From International Viewpoints (IVy) Issue 4 - December 1991
By Mark Jones, USA
Giving Focus To Our Lives
We've probably all experienced times in our lifes when we've really
been intent and focused on something that we wanted to accomplish. At
such times it's likely that we felt excited and exhilerated. The
intention, the focus and the feelings go hand in hand. The more we
have of them the higher will be the probability of achieving what we
Unfortunately, we are prone to live much of our lives without being
totally sure of what we want, or to be really focused and intending to
get it. We may not have decided or specifically defined what we want.
Instead, we may have settled for something which seemed safely within
our means, or adopted suggestions from our parents, peers or gurus.
The philosophy which so many of us studied emphasized the formulation
of goals and purposes as major orientation points. For the most part
these were to be measurable in physical universe terms, i.e. terms
that could be statisized, such as a completions, income, profits, or
status. We may have even adopted measurements of progress toward our
personal goals, such as successfully responding to particular sets of
commands or introspection questions to end phenomenon with a status
symbol attached to them.
These did provide focus, and when we added our intention, often lead
to feelings of excitement. How much they contributed to our personal
evolvement as spiritual beings is another question? If, as some
suggest, we share basic purposes in each lifetime of wanting to become
more evolved, spiritual beings; what might be our specific wants and
objectives?
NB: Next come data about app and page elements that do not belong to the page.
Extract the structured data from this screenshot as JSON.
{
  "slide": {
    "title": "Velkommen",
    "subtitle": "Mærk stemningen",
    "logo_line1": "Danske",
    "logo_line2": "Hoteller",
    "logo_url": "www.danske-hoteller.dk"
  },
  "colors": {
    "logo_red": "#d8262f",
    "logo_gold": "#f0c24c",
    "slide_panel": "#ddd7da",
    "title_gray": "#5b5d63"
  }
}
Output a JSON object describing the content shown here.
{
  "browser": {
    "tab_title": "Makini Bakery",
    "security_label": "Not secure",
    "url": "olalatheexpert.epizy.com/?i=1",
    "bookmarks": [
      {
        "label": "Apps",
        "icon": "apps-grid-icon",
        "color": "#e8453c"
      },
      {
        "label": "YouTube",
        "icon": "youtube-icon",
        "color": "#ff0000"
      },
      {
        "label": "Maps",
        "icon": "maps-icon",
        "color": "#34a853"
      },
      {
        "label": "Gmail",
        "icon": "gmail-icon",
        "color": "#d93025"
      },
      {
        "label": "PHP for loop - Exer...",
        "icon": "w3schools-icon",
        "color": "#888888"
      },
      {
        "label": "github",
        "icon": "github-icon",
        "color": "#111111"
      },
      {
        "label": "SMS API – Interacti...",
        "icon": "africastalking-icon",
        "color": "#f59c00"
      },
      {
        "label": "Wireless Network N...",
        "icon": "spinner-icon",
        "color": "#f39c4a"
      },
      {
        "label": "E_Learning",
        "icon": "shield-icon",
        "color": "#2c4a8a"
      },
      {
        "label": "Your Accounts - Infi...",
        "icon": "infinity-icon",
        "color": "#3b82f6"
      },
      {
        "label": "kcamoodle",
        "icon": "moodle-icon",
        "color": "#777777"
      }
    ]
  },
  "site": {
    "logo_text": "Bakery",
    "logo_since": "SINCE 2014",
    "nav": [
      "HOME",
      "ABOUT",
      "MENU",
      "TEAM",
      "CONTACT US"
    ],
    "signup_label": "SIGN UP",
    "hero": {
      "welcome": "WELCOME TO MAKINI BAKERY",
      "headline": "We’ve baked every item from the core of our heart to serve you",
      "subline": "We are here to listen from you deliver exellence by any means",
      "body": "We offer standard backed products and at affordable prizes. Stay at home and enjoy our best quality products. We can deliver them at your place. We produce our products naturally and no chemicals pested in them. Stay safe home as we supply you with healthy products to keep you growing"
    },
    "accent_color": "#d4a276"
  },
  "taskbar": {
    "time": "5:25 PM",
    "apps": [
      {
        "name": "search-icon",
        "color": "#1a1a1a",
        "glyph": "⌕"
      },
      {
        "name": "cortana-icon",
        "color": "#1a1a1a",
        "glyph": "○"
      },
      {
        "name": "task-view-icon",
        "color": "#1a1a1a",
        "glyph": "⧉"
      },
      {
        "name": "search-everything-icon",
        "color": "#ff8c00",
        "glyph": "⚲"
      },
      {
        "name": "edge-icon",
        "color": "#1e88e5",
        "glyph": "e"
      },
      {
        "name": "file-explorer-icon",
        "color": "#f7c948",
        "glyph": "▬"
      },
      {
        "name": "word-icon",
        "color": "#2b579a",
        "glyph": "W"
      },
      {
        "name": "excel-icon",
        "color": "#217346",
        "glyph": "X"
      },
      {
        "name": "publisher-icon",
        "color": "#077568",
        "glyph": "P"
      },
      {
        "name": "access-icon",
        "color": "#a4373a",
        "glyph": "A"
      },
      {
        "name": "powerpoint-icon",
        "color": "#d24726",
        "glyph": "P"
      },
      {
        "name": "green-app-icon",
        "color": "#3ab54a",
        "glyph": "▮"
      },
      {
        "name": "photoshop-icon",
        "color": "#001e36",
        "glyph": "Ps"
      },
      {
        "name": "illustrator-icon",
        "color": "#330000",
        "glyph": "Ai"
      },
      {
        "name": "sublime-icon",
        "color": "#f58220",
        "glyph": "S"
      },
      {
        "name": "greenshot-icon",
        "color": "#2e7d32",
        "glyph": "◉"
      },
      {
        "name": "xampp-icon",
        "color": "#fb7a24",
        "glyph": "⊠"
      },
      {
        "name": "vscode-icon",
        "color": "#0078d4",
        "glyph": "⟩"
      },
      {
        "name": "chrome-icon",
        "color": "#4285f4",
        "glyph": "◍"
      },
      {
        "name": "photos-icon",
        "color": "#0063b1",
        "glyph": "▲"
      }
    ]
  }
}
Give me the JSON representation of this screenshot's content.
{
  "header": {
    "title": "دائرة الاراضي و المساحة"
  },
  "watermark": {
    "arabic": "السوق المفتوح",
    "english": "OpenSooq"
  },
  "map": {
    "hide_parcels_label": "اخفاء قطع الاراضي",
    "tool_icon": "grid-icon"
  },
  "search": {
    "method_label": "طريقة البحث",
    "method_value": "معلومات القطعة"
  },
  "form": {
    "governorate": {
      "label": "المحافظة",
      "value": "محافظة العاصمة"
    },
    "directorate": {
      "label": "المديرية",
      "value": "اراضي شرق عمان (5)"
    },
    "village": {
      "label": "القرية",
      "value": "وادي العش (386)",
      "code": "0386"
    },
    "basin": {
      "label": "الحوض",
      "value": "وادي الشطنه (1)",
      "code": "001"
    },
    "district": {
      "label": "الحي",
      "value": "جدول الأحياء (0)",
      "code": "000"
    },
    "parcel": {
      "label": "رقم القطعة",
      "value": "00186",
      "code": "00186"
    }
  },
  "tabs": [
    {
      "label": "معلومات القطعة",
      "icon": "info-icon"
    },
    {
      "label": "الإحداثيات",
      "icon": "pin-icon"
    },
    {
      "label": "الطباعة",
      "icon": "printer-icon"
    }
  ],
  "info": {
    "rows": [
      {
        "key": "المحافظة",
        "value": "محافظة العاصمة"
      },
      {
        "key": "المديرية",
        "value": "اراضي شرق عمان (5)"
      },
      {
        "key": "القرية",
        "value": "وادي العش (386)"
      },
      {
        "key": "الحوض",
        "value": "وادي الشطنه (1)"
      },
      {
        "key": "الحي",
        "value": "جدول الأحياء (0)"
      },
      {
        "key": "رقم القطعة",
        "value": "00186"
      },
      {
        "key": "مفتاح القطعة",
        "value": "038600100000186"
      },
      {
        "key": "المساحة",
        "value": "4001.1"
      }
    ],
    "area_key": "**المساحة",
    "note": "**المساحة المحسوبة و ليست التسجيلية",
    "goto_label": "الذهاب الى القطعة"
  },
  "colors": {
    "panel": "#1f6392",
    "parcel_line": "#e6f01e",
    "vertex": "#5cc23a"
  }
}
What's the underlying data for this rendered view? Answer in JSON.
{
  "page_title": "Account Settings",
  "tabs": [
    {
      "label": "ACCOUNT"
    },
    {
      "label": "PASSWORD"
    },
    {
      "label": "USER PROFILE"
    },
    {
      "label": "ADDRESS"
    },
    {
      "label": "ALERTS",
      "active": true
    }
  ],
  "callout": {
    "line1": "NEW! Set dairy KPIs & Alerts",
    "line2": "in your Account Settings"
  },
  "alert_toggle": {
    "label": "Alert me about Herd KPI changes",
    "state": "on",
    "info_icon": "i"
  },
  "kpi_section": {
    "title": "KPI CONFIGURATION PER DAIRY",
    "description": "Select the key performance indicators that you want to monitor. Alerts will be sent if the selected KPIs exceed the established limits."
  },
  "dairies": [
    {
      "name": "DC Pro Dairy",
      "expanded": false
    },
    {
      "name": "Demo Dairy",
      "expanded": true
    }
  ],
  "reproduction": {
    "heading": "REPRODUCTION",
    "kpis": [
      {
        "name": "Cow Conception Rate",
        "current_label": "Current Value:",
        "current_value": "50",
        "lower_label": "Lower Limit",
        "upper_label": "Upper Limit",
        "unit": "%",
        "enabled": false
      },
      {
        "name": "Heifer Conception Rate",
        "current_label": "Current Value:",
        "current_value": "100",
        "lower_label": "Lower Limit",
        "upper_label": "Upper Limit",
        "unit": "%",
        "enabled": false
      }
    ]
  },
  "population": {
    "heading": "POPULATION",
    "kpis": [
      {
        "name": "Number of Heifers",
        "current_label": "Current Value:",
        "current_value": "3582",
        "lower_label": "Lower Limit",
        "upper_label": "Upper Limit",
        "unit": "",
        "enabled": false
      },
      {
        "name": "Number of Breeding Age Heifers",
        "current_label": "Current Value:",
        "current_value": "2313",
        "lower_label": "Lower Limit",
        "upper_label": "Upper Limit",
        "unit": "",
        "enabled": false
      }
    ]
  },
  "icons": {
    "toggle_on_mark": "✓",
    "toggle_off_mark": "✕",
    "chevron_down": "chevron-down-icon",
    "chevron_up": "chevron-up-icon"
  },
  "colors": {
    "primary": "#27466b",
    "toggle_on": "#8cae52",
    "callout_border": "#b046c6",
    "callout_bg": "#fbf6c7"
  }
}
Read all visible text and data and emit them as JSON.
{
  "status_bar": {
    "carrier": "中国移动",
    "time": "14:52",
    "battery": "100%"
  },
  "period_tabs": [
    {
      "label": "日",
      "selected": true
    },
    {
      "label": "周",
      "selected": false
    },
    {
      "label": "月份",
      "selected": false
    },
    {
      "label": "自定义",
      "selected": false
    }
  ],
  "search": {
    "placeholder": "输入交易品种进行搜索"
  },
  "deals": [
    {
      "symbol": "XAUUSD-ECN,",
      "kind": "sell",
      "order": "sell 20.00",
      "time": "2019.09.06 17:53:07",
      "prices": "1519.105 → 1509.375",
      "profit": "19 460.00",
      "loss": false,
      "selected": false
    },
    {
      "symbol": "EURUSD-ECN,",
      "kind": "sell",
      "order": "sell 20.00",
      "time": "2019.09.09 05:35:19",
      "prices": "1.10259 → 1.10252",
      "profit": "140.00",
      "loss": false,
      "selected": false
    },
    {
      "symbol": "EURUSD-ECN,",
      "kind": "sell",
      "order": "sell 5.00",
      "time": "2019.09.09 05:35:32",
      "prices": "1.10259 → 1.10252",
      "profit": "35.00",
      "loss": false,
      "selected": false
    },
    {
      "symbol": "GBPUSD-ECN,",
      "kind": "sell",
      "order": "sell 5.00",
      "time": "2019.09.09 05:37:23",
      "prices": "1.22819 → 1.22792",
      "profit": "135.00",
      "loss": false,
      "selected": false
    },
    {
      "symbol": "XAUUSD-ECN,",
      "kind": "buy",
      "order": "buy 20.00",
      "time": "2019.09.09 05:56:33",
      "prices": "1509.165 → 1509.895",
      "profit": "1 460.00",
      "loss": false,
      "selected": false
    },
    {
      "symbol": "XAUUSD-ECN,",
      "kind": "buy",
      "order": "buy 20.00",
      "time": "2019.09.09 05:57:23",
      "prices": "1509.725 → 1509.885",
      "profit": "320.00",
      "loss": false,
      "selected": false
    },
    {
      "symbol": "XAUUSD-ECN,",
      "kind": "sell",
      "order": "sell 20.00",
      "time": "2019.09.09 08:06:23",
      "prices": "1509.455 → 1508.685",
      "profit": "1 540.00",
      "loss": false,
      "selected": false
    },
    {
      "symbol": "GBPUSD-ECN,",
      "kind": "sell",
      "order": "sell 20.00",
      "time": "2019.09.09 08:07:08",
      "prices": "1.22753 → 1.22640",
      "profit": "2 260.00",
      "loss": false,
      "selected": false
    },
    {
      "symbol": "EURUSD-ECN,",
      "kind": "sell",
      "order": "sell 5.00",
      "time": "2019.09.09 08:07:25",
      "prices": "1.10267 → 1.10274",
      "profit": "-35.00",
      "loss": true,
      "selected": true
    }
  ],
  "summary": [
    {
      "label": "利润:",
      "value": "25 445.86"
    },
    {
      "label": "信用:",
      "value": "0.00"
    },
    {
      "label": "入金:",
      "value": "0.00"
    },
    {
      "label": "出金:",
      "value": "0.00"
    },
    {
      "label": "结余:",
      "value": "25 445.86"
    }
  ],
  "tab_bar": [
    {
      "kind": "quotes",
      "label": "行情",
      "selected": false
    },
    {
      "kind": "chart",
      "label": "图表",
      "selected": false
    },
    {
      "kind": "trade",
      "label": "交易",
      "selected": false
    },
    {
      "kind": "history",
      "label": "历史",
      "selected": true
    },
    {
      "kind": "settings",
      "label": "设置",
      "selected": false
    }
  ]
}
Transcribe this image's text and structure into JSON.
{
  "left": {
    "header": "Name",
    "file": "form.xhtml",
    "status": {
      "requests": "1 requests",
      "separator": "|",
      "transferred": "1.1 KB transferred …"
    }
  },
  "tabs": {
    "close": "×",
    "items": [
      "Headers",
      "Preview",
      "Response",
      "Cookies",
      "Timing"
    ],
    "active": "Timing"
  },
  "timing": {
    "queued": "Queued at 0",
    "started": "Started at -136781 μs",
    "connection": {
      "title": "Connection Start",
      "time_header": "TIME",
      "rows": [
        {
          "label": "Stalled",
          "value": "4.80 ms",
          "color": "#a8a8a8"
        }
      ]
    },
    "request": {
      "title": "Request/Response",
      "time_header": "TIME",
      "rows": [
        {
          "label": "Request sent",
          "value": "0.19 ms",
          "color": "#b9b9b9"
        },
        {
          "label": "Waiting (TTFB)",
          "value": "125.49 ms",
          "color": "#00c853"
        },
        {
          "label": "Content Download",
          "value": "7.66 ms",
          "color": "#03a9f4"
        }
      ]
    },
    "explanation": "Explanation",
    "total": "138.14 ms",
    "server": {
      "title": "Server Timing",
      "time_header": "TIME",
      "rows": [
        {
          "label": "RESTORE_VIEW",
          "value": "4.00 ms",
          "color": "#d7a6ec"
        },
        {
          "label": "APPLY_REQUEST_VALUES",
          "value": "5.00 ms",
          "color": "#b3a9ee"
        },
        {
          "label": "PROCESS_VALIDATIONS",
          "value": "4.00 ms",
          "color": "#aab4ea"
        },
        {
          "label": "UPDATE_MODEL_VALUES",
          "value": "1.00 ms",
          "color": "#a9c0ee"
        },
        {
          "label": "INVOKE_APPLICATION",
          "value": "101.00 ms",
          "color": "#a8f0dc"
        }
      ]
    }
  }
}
Would our focuses be more on the measurable results of
what we do or accomplish, or on the qualities we develop in ourselves
in the activities in which we engage?
What sort of aims?
If we chose to be leaders, would we measure our success more by the
area or number of people led, or by the loving, responsible attitudes
we had and imbued by word or deed?
As theta beings, what inner growth would we like to achieve?
Would we desire to be infinitely loving without conditions?
Would we want to have character based on ideals and principles that
expressed our highest sense of ethics.
Would we want to have an attitude of truly granting beingness to
ourselves and others as we are, warts and all, or to be critical and
judgemental of ourselves and others?
Would we want to have such trust in ourselves and our alignment with
the universe which supports us as to be confident of the successful
outcome of whatever we become involved in?
Would we want to achieve status in order to have a sense of self worth
or to be so well 'centered' and 'aligned' with our inner or higher
self so that we know and own our true worth?
Would we prefer to have a temperament of patience and trust or of
impatient demanding of perfection?
Would we want to be forgiving of ourselves and others, or to hang on
to the guilt, shame or blame?
Would we prefer to view the universe as friendly or as threatening?
Would we prefer to interact with others and the universe with
synchronisity or with force and domination?
Would we rather operate as beings with joy and excitement or in pain
Would we prefer to be in radiant health with abundant energy or to be
ill and drained?
Would we prefer to be explorative and creative or strive to repeat
what we'd learned with uniform perfection?
Knowing what we want to learn and achieve, perticularly within
ourselves is critically important. Since we are constantly changing,
and hopefully expanding, these objectives can change and may often
need to be thought, out afresh. Obviously, on whatever we decide, the
number of levels we've completed doesn't measure our progress toward
them. Only we can do that.
Whenever we give ourselves clearer direction and focus, our success in
and enjoyment of life will improve. Even having better focus on what
we want to achieve today will increase our excitement and results in
that period. The more clearly that we can visualize the qualities we
want, and the type person we want to be in our activities, the more
joy and fulfillment we'll have in this learning experience and in our
lives. There's a lot of truth in the old adage, "It's not whether we
win or lose, but how we play the game". To this might be added, "It's
deciding the type player we want to be, and the developing the
qualities we want to be, and the developing the qualities we want to
have within ourselves that makes the game of life exciting and fun".
Isn't that what evolvement is all about?